──────── Material provided

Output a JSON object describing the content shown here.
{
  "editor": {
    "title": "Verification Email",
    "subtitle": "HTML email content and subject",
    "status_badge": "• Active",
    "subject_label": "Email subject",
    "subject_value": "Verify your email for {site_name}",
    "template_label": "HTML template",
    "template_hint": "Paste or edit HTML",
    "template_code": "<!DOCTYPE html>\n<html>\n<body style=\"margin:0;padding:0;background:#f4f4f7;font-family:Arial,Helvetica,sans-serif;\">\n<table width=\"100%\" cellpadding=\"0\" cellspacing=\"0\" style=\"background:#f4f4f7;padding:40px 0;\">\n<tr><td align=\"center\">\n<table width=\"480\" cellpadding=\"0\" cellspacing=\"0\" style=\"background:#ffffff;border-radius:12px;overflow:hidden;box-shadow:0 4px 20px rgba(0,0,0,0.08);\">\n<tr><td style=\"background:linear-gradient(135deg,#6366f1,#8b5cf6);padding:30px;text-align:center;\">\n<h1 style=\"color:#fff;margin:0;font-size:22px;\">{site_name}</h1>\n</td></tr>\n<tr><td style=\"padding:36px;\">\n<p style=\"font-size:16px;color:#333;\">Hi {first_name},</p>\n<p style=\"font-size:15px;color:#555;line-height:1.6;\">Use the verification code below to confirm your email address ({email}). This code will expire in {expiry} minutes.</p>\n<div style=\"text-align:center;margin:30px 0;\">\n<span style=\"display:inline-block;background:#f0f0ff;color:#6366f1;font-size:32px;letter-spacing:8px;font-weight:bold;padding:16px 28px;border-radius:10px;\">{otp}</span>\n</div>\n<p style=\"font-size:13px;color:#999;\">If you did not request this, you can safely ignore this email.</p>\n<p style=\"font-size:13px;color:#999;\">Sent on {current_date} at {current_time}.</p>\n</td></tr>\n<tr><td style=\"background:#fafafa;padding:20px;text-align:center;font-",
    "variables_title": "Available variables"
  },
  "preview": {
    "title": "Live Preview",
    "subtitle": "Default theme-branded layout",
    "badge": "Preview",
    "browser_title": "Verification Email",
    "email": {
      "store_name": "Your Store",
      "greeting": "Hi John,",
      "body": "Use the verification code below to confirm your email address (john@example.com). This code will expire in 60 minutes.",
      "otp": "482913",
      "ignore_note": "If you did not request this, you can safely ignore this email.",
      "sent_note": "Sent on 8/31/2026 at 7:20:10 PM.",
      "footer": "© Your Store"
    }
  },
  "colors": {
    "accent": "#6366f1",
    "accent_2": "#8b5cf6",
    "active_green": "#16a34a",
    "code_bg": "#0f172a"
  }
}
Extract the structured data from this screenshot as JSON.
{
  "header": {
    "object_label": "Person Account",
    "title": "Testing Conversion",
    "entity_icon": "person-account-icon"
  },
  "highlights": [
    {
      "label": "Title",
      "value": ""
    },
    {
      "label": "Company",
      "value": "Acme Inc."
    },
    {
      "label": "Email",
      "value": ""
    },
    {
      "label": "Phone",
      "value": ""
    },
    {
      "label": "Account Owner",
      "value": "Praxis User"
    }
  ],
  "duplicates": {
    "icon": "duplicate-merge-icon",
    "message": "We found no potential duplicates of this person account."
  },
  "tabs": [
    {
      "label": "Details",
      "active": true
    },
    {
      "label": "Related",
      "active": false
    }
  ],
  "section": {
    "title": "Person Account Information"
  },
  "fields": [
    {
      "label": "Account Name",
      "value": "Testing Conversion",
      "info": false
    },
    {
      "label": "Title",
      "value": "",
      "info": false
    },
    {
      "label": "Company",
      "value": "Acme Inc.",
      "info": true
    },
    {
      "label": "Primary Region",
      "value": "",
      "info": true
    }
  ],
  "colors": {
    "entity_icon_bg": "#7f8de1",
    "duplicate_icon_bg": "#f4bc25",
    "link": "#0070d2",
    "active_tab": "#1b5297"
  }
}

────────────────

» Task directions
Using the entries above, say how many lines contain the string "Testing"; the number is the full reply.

» Answer box
2